We currently have 7.5 mtpa capacity under construction and have around 21 mtpa of LNG options under study including Abadi in Indonesia, LNG Canada, Browse and Gorgon Train 4 in Australia.
In late 2013 Shell acquired part of Repsol S.A.’s LNG portfolio, including supply positions in Peru and Trinidad and Tobago, for a net cash purchase price of $3.8 billion, subject to post-closing adjustments. As part of the transaction, Shell also assumed $1.6 billion of balance sheet liabilities relating to existing leases for LNG ship charters. The deal gives Shell an additional 7.2 mtpa of directly managed LNG volumes of which 2.1 mtpa is uncontracted, and 5.1 mtpa is contracted to customers mainly in Canada, Mexico and Spain.
Integration of this acquisition into the Shell LNG trading portfolio is well advanced and delivering synergies and opportunities in line with expectations. Shell is uniquely placed to add value through opportunities on the gas market, by supplying contracted customers from multiple Shell LNG sources rather than a single point, and, potentially, from pipeline gas.
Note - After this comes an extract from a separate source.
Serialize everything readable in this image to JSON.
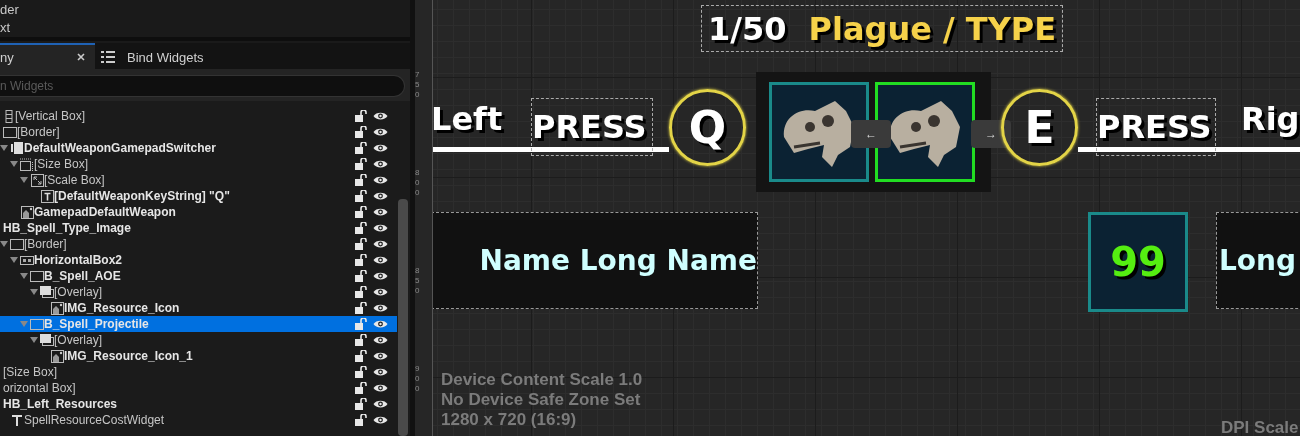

Pearl GTL plant laboratory.
In October 2013, the 700th LNG cargo left the Sakhalin-2 LNG plant in eastern Russia (Shell interest, 27.5%). Sakhalin-2 provides around 10% of Japan’s LNG supplies and more than 4% of South Korea’s. In the USA and Canada we have proposals to build liquefaction plants. In Western Canada, near Kitimat, British Columbia, we are progressing to a final investment decision through the LNG Canada project consortium.
In January 2014, Nigeria LNG (NLNG) exported its 3,000th LNG shipment from the Bonny Terminal in Nigeria. The first shipment left Bonny in 1999 and the plant has expanded to six trains since then. NLNG accounts for about 7% of the world’s total LNG production capacity, with the Shell Petroleum Development Company of Nigeria (SPDC) joint venture being a major supplier of gas to the plant. Shell holds a 25.6% interest in NLNG together with the Nigerian National Petroleum Corporation (49%), Total LNG Limited (15%) and ENI International N.A. (10.4%).